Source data
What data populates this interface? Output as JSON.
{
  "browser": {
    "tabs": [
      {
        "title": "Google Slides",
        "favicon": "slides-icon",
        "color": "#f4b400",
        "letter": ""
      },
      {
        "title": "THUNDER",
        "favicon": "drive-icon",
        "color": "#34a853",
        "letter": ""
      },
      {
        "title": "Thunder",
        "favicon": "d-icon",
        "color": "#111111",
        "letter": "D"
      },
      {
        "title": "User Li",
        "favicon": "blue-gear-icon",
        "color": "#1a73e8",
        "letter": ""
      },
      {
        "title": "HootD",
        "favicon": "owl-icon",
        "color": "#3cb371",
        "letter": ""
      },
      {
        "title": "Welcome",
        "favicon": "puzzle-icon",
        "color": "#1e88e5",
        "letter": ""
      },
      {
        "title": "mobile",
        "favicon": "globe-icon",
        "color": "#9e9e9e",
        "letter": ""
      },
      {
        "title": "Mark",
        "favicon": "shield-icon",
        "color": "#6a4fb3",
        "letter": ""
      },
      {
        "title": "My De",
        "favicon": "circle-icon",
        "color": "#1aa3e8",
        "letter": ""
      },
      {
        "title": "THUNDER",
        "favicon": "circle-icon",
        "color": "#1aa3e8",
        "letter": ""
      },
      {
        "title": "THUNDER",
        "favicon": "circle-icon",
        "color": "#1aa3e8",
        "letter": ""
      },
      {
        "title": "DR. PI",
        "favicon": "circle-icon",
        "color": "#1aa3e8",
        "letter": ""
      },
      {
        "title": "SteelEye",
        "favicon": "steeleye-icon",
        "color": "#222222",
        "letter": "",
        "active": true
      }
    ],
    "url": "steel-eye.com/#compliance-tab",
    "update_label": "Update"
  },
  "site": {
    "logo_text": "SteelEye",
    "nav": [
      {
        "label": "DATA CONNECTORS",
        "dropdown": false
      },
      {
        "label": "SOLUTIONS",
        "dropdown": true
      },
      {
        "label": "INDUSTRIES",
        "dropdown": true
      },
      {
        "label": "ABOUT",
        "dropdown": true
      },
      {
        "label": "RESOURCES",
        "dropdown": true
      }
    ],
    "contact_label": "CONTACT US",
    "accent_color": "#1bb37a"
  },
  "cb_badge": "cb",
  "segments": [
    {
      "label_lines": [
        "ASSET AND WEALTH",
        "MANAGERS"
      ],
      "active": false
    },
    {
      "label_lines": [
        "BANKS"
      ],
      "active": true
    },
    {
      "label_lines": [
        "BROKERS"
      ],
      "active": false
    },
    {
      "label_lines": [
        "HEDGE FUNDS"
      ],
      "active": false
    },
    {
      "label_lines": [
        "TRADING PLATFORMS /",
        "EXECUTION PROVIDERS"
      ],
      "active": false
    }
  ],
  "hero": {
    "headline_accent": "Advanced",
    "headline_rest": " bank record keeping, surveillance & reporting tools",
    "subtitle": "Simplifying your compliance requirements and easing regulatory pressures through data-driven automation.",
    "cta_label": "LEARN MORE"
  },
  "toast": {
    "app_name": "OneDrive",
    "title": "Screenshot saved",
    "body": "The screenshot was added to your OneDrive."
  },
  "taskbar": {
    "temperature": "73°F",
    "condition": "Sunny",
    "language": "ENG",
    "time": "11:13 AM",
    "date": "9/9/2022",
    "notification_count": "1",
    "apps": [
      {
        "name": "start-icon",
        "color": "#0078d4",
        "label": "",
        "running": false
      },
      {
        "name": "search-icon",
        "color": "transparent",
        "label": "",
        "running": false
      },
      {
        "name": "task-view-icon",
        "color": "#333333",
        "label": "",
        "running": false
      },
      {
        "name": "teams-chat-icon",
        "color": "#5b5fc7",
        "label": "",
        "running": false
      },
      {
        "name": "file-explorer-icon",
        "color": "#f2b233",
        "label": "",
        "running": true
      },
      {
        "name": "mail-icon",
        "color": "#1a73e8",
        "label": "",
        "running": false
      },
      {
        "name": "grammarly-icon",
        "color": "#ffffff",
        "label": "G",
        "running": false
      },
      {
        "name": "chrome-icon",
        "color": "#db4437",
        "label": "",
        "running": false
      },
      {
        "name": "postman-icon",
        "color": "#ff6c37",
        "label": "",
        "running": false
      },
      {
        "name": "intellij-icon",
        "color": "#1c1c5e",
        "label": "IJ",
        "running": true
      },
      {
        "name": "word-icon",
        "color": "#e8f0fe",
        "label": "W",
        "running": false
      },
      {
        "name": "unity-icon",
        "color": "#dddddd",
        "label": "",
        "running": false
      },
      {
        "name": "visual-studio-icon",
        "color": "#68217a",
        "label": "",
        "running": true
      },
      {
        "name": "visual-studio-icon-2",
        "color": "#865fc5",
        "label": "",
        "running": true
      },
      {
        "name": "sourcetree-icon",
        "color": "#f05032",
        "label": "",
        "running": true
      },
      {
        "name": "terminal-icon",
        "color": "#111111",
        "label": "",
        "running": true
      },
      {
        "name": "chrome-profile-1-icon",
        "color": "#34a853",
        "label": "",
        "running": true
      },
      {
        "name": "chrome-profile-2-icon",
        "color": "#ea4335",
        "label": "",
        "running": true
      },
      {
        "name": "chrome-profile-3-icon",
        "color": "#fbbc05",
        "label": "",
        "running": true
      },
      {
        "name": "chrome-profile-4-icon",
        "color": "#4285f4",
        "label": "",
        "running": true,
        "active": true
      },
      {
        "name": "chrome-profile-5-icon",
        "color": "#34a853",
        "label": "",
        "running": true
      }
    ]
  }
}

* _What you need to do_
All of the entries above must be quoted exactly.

* _The completed task_
What data populates this interface? Output as JSON.
{
  "browser": {
    "tabs": [
      {
        "title": "Google Slides",
        "favicon": "slides-icon",
        "color": "#f4b400",
        "letter": ""
      },
      {
        "title": "THUNDER",
        "favicon": "drive-icon",
        "color": "#34a853",
        "letter": ""
      },
      {
        "title": "Thunder",
        "favicon": "d-icon",
        "color": "#111111",
        "letter": "D"
      },
      {
        "title": "User Li",
        "favicon": "blue-gear-icon",
        "color": "#1a73e8",
        "letter": ""
      },
      {
        "title": "HootD",
        "favicon": "owl-icon",
        "color": "#3cb371",
        "letter": ""
      },
      {
        "title": "Welcome",
        "favicon": "puzzle-icon",
        "color": "#1e88e5",
        "letter": ""
      },
      {
        "title": "mobile",
        "favicon": "globe-icon",
        "color": "#9e9e9e",
        "letter": ""
      },
      {
        "title": "Mark",
        "favicon": "shield-icon",
        "color": "#6a4fb3",
        "letter": ""
      },
      {
        "title": "My De",
        "favicon": "circle-icon",
        "color": "#1aa3e8",
        "letter": ""
      },
      {
        "title": "THUNDER",
        "favicon": "circle-icon",
        "color": "#1aa3e8",
        "letter": ""
      },
      {
        "title": "THUNDER",
        "favicon": "circle-icon",
        "color": "#1aa3e8",
        "letter": ""
      },
      {
        "title": "DR. PI",
        "favicon": "circle-icon",
        "color": "#1aa3e8",
        "letter": ""
      },
      {
        "title": "SteelEye",
        "favicon": "steeleye-icon",
        "color": "#222222",
        "letter": "",
        "active": true
      }
    ],
    "url": "steel-eye.com/#compliance-tab",
    "update_label": "Update"
  },
  "site": {
    "logo_text": "SteelEye",
    "nav": [
      {
        "label": "DATA CONNECTORS",
        "dropdown": false
      },
      {
        "label": "SOLUTIONS",
        "dropdown": true
      },
      {
        "label": "INDUSTRIES",
        "dropdown": true
      },
      {
        "label": "ABOUT",
        "dropdown": true
      },
      {
        "label": "RESOURCES",
        "dropdown": true
      }
    ],
    "contact_label": "CONTACT US",
    "accent_color": "#1bb37a"
  },
  "cb_badge": "cb",
  "segments": [
    {
      "label_lines": [
        "ASSET AND WEALTH",
        "MANAGERS"
      ],
      "active": false
    },
    {
      "label_lines": [
        "BANKS"
      ],
      "active": true
    },
    {
      "label_lines": [
        "BROKERS"
      ],
      "active": false
    },
    {
      "label_lines": [
        "HEDGE FUNDS"
      ],
      "active": false
    },
    {
      "label_lines": [
        "TRADING PLATFORMS /",
        "EXECUTION PROVIDERS"
      ],
      "active": false
    }
  ],
  "hero": {
    "headline_accent": "Advanced",
    "headline_rest": " bank record keeping, surveillance & reporting tools",
    "subtitle": "Simplifying your compliance requirements and easing regulatory pressures through data-driven automation.",
    "cta_label": "LEARN MORE"
  },
  "toast": {
    "app_name": "OneDrive",
    "title": "Screenshot saved",
    "body": "The screenshot was added to your OneDrive."
  },
  "taskbar": {
    "temperature": "73°F",
    "condition": "Sunny",
    "language": "ENG",
    "time": "11:13 AM",
    "date": "9/9/2022",
    "notification_count": "1",
    "apps": [
      {
        "name": "start-icon",
        "color": "#0078d4",
        "label": "",
        "running": false
      },
      {
        "name": "search-icon",
        "color": "transparent",
        "label": "",
        "running": false
      },
      {
        "name": "task-view-icon",
        "color": "#333333",
        "label": "",
        "running": false
      },
      {
        "name": "teams-chat-icon",
        "color": "#5b5fc7",
        "label": "",
        "running": false
      },
      {
        "name": "file-explorer-icon",
        "color": "#f2b233",
        "label": "",
        "running": true
      },
      {
        "name": "mail-icon",
        "color": "#1a73e8",
        "label": "",
        "running": false
      },
      {
        "name": "grammarly-icon",
        "color": "#ffffff",
        "label": "G",
        "running": false
      },
      {
        "name": "chrome-icon",
        "color": "#db4437",
        "label": "",
        "running": false
      },
      {
        "name": "postman-icon",
        "color": "#ff6c37",
        "label": "",
        "running": false
      },
      {
        "name": "intellij-icon",
        "color": "#1c1c5e",
        "label": "IJ",
        "running": true
      },
      {
        "name": "word-icon",
        "color": "#e8f0fe",
        "label": "W",
        "running": false
      },
      {
        "name": "unity-icon",
        "color": "#dddddd",
        "label": "",
        "running": false
      },
      {
        "name": "visual-studio-icon",
        "color": "#68217a",
        "label": "",
        "running": true
      },
      {
        "name": "visual-studio-icon-2",
        "color": "#865fc5",
        "label": "",
        "running": true
      },
      {
        "name": "sourcetree-icon",
        "color": "#f05032",
        "label": "",
        "running": true
      },
      {
        "name": "terminal-icon",
        "color": "#111111",
        "label": "",
        "running": true
      },
      {
        "name": "chrome-profile-1-icon",
        "color": "#34a853",
        "label": "",
        "running": true
      },
      {
        "name": "chrome-profile-2-icon",
        "color": "#ea4335",
        "label": "",
        "running": true
      },
      {
        "name": "chrome-profile-3-icon",
        "color": "#fbbc05",
        "label": "",
        "running": true
      },
      {
        "name": "chrome-profile-4-icon",
        "color": "#4285f4",
        "label": "",
        "running": true,
        "active": true
      },
      {
        "name": "chrome-profile-5-icon",
        "color": "#34a853",
        "label": "",
        "running": true
      }
    ]
  }
}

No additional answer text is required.